◆ **EXERCISE DESCRIPTION**
Your answer should be one number: the count of lines in these entries that hold the word "icon".

Interface dataset entries:
···
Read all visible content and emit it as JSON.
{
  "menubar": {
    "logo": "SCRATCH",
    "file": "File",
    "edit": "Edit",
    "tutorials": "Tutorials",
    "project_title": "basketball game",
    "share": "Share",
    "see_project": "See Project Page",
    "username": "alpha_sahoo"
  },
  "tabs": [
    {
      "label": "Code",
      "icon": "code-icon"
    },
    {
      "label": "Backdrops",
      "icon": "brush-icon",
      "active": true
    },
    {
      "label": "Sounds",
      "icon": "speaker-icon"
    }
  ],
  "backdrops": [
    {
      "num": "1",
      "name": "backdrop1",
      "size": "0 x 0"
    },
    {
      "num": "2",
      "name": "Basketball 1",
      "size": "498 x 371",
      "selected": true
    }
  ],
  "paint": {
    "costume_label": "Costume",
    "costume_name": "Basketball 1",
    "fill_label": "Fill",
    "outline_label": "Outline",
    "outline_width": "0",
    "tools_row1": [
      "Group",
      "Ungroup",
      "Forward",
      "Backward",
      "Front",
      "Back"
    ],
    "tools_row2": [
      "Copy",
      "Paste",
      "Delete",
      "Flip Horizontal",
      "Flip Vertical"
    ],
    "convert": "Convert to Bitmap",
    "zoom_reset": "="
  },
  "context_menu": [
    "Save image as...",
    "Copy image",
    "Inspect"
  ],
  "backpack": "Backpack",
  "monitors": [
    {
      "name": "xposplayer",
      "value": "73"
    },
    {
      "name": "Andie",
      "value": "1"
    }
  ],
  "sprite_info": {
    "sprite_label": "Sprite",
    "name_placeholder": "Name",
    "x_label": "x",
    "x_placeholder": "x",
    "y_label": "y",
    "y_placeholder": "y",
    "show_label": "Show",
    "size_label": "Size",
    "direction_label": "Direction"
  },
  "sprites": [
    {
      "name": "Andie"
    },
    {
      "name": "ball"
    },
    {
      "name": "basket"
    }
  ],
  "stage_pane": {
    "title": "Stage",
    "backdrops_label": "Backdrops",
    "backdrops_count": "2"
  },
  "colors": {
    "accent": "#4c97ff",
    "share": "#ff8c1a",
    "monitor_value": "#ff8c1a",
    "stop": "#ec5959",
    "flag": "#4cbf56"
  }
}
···
◆ **RESPONSE BELOW**
3